What is an Audit Logging system?
An Audit Logging system is used to provide a history or audit trail of all changes made to the system. These changes can be viewed with a set of simple online screens.
Some applications have the requirement (e.g. to comply with Sarbanes-Oxley) to keep a log of changes made to data within the application, either to subsets of data or the entire database. Incorporated into this requirement is a facility to view the contents of the log to see "who changed what, and when". This facility is commonly referred to as an Audit Trail or Audit Log.
The typical method of implementing this requirement is via database triggers. This method has the following disadvantages:
- Each table to be audited requires its own table in the audit database. This effectively doubles the number of tables.
- Each audit table must have the same structure as the table being audited. This means that any change to the structure of the "live" table must be duplicated in the audit table.
- Each table to be audited requires its own set of database triggers. If there is a separate trigger for INSERT, UPDATE and DELETE you can just imagine the volume of code contained within these triggers.

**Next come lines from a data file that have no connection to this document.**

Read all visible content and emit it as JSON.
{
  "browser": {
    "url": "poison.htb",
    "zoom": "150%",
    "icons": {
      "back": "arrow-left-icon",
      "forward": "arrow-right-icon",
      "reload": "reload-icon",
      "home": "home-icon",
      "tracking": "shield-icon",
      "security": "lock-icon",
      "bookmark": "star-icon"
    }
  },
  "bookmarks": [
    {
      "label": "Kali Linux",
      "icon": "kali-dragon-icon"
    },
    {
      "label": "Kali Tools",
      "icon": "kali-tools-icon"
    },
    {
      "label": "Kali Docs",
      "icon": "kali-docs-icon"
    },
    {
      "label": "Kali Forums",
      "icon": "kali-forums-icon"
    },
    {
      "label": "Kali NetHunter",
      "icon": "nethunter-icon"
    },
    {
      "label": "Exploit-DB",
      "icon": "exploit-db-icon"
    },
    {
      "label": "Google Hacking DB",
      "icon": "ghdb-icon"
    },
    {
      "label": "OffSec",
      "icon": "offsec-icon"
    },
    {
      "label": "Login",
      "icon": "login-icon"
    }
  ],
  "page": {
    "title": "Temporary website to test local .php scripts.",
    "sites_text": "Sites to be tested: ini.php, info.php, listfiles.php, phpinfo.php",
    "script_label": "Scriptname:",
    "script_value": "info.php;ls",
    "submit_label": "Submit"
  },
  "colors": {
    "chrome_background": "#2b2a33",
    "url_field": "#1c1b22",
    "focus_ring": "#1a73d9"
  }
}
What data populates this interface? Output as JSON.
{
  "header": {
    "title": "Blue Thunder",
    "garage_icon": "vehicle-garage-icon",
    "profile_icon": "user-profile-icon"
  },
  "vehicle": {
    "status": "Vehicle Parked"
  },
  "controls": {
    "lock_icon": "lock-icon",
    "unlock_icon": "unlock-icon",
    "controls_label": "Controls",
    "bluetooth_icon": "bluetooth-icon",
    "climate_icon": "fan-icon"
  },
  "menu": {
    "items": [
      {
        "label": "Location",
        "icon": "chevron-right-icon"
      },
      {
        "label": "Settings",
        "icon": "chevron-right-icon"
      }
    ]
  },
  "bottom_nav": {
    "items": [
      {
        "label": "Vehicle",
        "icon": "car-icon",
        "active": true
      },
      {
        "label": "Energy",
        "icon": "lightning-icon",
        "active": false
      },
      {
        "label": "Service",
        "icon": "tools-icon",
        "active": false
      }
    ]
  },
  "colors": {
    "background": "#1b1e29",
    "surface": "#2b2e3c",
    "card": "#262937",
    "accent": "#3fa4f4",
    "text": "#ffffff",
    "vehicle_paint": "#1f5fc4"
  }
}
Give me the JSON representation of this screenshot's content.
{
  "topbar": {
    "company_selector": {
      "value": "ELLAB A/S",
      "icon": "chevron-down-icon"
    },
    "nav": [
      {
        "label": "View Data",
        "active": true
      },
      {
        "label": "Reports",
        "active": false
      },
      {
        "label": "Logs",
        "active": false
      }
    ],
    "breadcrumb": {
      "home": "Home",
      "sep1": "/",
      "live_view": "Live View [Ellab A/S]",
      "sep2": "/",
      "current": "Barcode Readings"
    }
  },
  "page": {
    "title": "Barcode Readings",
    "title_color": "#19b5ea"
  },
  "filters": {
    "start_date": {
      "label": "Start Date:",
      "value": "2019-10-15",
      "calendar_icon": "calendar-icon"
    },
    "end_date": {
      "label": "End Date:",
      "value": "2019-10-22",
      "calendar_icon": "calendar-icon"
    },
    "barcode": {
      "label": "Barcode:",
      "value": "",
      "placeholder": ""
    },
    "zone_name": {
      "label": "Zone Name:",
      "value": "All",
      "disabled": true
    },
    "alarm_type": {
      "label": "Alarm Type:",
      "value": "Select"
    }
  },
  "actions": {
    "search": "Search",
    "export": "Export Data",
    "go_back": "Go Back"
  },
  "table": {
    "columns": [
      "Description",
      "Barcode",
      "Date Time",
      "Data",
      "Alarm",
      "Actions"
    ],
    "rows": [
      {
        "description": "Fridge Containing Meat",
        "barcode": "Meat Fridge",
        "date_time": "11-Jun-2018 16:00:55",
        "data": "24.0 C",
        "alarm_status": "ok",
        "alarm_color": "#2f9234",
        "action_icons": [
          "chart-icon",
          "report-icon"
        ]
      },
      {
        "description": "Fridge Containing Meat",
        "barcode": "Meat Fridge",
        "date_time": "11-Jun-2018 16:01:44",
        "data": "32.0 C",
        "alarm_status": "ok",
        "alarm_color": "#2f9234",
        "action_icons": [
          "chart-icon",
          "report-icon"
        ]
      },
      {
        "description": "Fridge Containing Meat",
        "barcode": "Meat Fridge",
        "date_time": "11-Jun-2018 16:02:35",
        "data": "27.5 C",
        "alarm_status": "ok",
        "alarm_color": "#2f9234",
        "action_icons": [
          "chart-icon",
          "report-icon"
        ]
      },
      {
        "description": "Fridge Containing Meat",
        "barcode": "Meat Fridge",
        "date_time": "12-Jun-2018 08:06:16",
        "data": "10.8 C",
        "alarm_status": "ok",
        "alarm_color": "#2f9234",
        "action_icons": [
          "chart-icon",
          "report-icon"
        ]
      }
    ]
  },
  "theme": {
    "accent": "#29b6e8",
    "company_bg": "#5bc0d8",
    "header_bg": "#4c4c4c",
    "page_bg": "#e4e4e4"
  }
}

- Each audit table has its own screen to view its contents. This means that it is difficult to view updates that span several tables.
Having a separate audit table for each "live" table, having separate trigger code for each table, and having a separate view screen for each audit table is very labour intensive, which is something to be avoided in a RAD environment. The solution implemented within RADICORE was designed with the following attributes:
- The smallest number of tables possible to hold all audit data. RADICORE has 4 - one for sessions, one for transactions, one for tables and another for fields.
- The smallest number of screens possible to view all audit data. RADICORE has 2 - a search screen and a detail screen.
- The smallest amount of effort possible to turn on audit logging for any database table. In RADICORE this is as simple as turning on the Audit Logging? switch in the Data Dictionary.
- Modifications can be made to any application tables without having to make any corresponding changes in the audit tables.
Even though an Audit Logging facility may not actually be required by the end users of your application, it can be a very useful aid during development as it can very quickly show you the result of any database update. Thus any difference from the expected behaviour can be spotted more easily and corrected sooner rather than later.
The audit logging system supplied with RADICORE is described here.
Published: 09 April 2006